It seems to be almost a consensus that AI will impact many, if not most jobs. Think about other general-purpose technologies, and you’ll see that computers and the internet affect nearly any job today, be it directly or indirectly.

The effect of AI goes beyond that. It touches on ontological questions, ones that concern the human condition. In 1917, Sigmund Freud coined the term “slights to humanity” (Kränkungen der Menschheit) for disruptive scientific discoveries which, according to his theory, have called into question people’s self-image in the form of a narcissistic injury.

Back in 1994, the German physicist and philosopher Gerhard Vollmer pointed out ten mortifications of humanity. Among them was the prospect of machines (artificial intelligence) that match and even surpass our intellectual achievements. Human beings define themselves and their value partly through work and through self-perception as a unique species. AI threatens both definitions.

But, as we have argued before, the future of work is what can’t be done by machines. The technology we call AI today will automate at least some parts of almost every job. If things go well, this should make our jobs easier, not harder. And we’ll figure out entirely new things to do, to develop, to make, to produce. Things that only become possible through the use of new technology.

Inevitably, this will create new jobs, change existing ones and, yes, render some obsolete. If a machine can do your job, better watch out. Or, as a 2015 study quoted by the authors said:

Machines will take on more repetitive and laborious tasks, but seem no closer to eliminating the need for human labour than at any time in the last 150 years.

While almost a decade has passed since 2015, I still agree with that quote. We shouldn’t forget that everything machines can do leads to commodification, but this also means that value moves elsewhere. Commodities are cheap, abundant and replaceable. Value is expensive, scarce, and irreplaceable.

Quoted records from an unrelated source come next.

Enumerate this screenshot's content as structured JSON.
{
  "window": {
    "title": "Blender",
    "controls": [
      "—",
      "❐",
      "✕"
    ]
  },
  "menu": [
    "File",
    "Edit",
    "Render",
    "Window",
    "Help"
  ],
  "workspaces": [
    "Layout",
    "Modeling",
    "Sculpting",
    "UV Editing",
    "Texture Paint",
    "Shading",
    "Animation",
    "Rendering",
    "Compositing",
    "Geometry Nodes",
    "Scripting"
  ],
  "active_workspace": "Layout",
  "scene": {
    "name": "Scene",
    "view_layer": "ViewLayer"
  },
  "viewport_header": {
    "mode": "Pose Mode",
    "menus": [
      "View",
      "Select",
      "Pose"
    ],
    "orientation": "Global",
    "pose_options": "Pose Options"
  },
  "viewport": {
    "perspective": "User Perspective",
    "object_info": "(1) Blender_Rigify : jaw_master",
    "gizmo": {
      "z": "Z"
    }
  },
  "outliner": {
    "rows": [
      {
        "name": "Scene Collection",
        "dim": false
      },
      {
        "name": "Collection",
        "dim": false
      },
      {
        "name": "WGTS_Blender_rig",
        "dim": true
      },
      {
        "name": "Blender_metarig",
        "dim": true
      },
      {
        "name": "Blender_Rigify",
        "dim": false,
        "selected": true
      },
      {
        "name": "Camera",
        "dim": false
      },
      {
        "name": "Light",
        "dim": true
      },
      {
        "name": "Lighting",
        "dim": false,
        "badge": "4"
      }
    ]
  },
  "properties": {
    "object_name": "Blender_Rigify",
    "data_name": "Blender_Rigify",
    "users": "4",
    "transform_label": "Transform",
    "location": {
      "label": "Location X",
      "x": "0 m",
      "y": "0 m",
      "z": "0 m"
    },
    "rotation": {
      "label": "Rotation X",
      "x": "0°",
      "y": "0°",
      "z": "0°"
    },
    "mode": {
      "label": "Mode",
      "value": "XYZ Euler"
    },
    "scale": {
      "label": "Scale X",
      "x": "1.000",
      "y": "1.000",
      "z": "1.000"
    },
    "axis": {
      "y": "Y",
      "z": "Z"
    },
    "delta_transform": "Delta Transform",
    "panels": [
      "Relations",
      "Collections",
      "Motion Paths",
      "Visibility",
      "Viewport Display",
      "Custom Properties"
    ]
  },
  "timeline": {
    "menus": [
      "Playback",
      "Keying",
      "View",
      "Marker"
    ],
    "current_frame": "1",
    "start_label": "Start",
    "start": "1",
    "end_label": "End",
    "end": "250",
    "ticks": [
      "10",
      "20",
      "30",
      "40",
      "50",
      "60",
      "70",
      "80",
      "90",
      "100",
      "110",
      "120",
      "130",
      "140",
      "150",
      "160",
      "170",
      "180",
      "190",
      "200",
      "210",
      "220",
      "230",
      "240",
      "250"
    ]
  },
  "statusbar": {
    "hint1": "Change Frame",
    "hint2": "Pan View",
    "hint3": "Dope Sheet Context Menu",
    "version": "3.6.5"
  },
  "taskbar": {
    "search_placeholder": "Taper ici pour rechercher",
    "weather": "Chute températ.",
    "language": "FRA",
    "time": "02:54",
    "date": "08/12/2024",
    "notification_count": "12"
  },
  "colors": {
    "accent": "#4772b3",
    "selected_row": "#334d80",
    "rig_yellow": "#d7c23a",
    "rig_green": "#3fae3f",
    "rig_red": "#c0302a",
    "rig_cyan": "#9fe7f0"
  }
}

The book gives a well-informed, detail-rich and broad perspective on the subject, listing a ton of useful sources in the appendix. If you need an overview (and can read German), this book is for you.

Copyright © Stephanie Pistel.